Acceptance of the difference is not just another one off sit down school lesson. Acceptance is not a topic that you only discuss now in a couple of lessons. Acceptance just like kindness should be a daily value, that is, an important characteristic of our personality. Think of it as a fundamental core value.
However, developing an ability to accept difference is an essential part of children’s youngest growth stages. This ability to be patient with other people – even if they are completely different- and feel sort of compassion for them is in charge of making social “well-being”.
This is just as important as any other school training. But how to explain to children that no two people are exactly the same? Let’s make one thing crystal clear. Teaching accepting difference through play can be exciting for both parents/teachers and kids.

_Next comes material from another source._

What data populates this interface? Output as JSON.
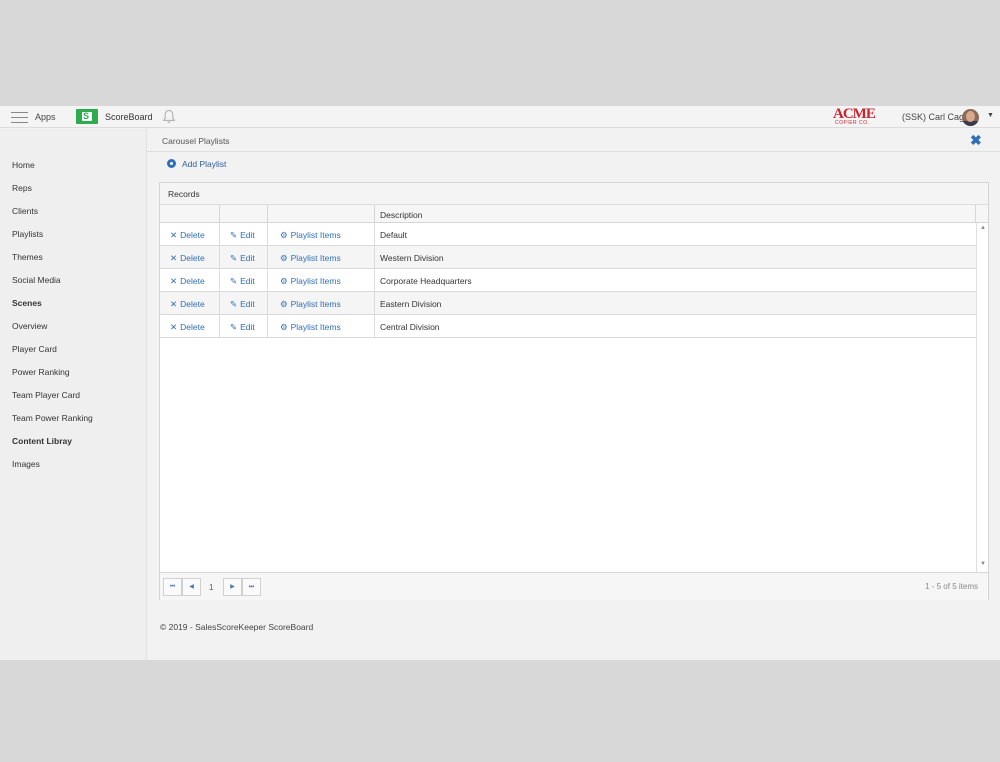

During playtime, you can discover a wide specter of kid’s interests, cultures, and traditions. And guess what? Once the kid starts to understand the basic concept of difference, they will be introduced to the juices and the joy of difference.

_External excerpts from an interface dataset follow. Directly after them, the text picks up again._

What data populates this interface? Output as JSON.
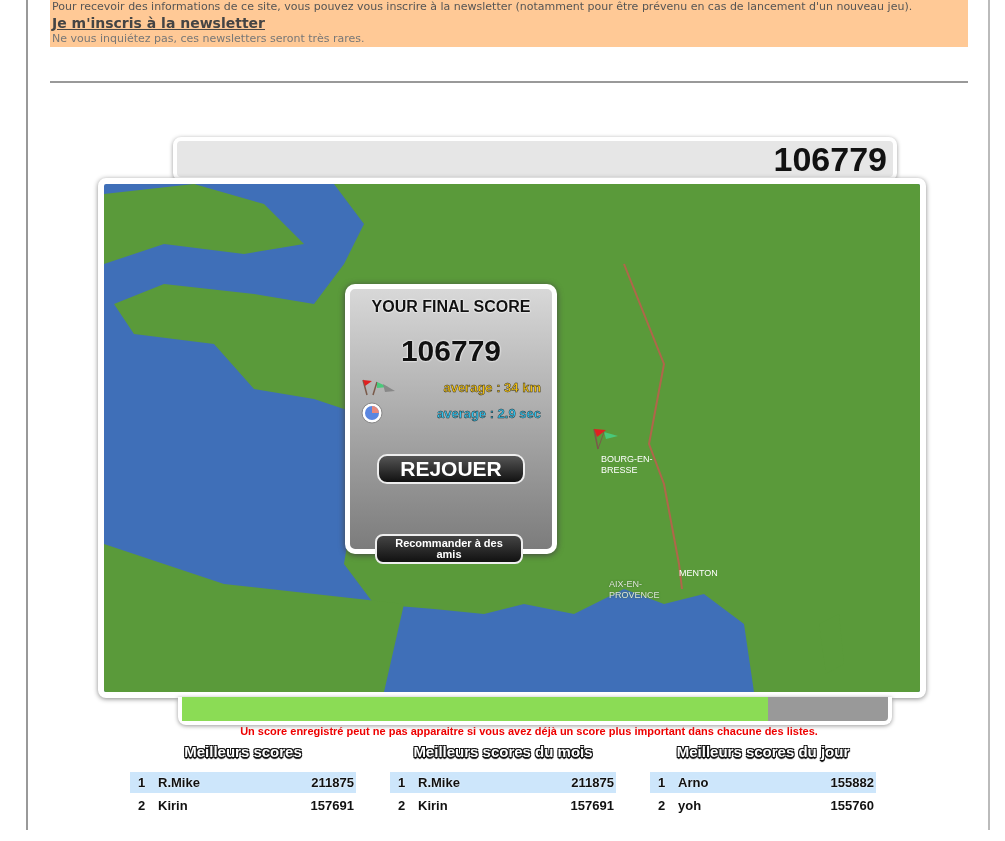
{
  "newsletter": {
    "intro": "Pour recevoir des informations de ce site, vous pouvez vous inscrire à la newsletter (notamment pour être prévenu en cas de lancement d'un nouveau jeu).",
    "link": "Je m'inscris à la newsletter",
    "note": "Ne vous inquiétez pas, ces newsletters seront très rares."
  },
  "game": {
    "score": "106779",
    "time_bar": {
      "level": 0.83
    },
    "map_labels": [
      {
        "text": "BOURG-EN-BRESSE",
        "kind": "city"
      },
      {
        "text": "MENTON",
        "kind": "city"
      },
      {
        "text": "AIX-EN-PROVENCE",
        "kind": "faded"
      }
    ],
    "final": {
      "title": "YOUR FINAL SCORE",
      "score": "106779",
      "distance": "average : 34 km",
      "time": "average : 2.9 sec",
      "replay": "REJOUER",
      "recommend": "Recommander à des amis"
    }
  },
  "notice": "Un score enregistré peut ne pas apparaitre si vous avez déjà un score plus important dans chacune des listes.",
  "leaderboards": [
    {
      "title": "Meilleurs scores",
      "rows": [
        {
          "rank": "1",
          "name": "R.Mike",
          "score": "211875"
        },
        {
          "rank": "2",
          "name": "Kirin",
          "score": "157691"
        }
      ]
    },
    {
      "title": "Meilleurs scores du mois",
      "rows": [
        {
          "rank": "1",
          "name": "R.Mike",
          "score": "211875"
        },
        {
          "rank": "2",
          "name": "Kirin",
          "score": "157691"
        }
      ]
    },
    {
      "title": "Meilleurs scores du jour",
      "rows": [
        {
          "rank": "1",
          "name": "Arno",
          "score": "155882"
        },
        {
          "rank": "2",
          "name": "yoh",
          "score": "155760"
        }
      ]
    }
  ]
}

1. Looking At Play
The very beginning of the discovery journey of other people’s uniqueness begins on the playground, that is, with play. As children develop and grow, they advance beyond the solo playing to the play with toddlers, in which kids share materials, chit chat, physical proximity, and so on.

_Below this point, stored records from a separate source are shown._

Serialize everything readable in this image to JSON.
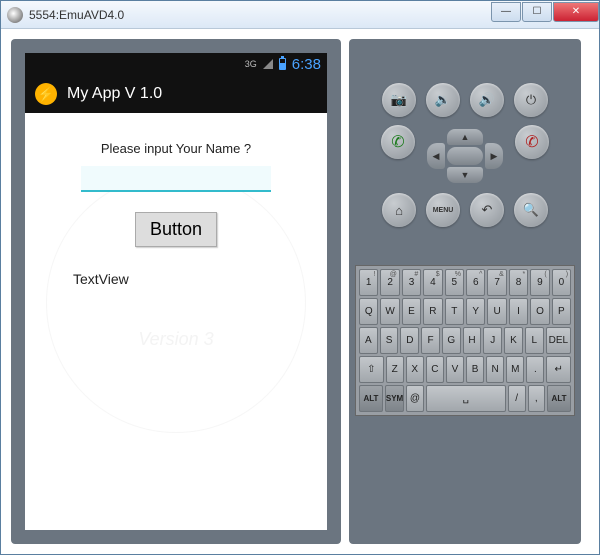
{
  "window": {
    "title": "5554:EmuAVD4.0",
    "min": "—",
    "max": "☐",
    "close": "✕"
  },
  "statusbar": {
    "network": "3G",
    "time": "6:38"
  },
  "app": {
    "icon_glyph": "⚡",
    "title": "My App V 1.0",
    "prompt": "Please input Your Name ?",
    "input_value": "",
    "button_label": "Button",
    "textview": "TextView",
    "watermark": "Version 3"
  },
  "controls": {
    "camera": "📷",
    "vol_down": "🔉",
    "vol_up": "🔊",
    "power": "⏻",
    "call": "✆",
    "end": "✆",
    "home": "⌂",
    "menu": "MENU",
    "back": "↶",
    "search": "🔍"
  },
  "keyboard": {
    "row1_sup": [
      "!",
      "@",
      "#",
      "$",
      "%",
      "^",
      "&",
      "*",
      "(",
      ")"
    ],
    "row1": [
      "1",
      "2",
      "3",
      "4",
      "5",
      "6",
      "7",
      "8",
      "9",
      "0"
    ],
    "row2": [
      "Q",
      "W",
      "E",
      "R",
      "T",
      "Y",
      "U",
      "I",
      "O",
      "P"
    ],
    "row3": [
      "A",
      "S",
      "D",
      "F",
      "G",
      "H",
      "J",
      "K",
      "L"
    ],
    "row3_del": "DEL",
    "row4_shift": "⇧",
    "row4": [
      "Z",
      "X",
      "C",
      "V",
      "B",
      "N",
      "M"
    ],
    "row4_period": ".",
    "row4_enter": "↵",
    "row5_alt1": "ALT",
    "row5_sym": "SYM",
    "row5_at": "@",
    "row5_space": "␣",
    "row5_slash": "/",
    "row5_comma": ",",
    "row5_alt2": "ALT"
  }
}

Watch how they play. Always appreciate and support their creativity. Try playing different roles as this is a great way to let them act like adults in the community and give insights into other cultures, religious beliefs of others, etc…
2. Expand The Children’s Awareness
There are many ways you can increase the children’s knowledge of others. One of the gentle ways to start with is to introduce different cultural elements into the area of dramatic play.
Provide them with unique and creative props. See if you can find some distinctive pieces to include in the center of the area. Look for interesting vests, shoes, hats, and so on to slowly introduce their differences.
As a family, you can become engaged in different multicultural experiences that could be even fun for all of you. It can serve as a learning lesson for everyone as well. Accepting differences maximally minimize stereotypes.
The good way to go is to start with diversity in your own family as there is a lot of difference between all of you, even you share blood.
Introduce your kids to different groups, such as cultural community events or a new religious setting. The entire family will discover completely new things through this participation.
There are hundreds of books that promote the deepest inner feelings about compassion, accepting others for who they are, and that we all live under the same sky.
Along with this, be aware of your body language. For example, a white man might act a bit standoffish to an African American, and the kid will probably notice that.
If showing concern and respect for others become an integral part of our attitude, personality, our world would definitely be a better place. We must model for children to accept difference as the value that we also continue to learn as adults.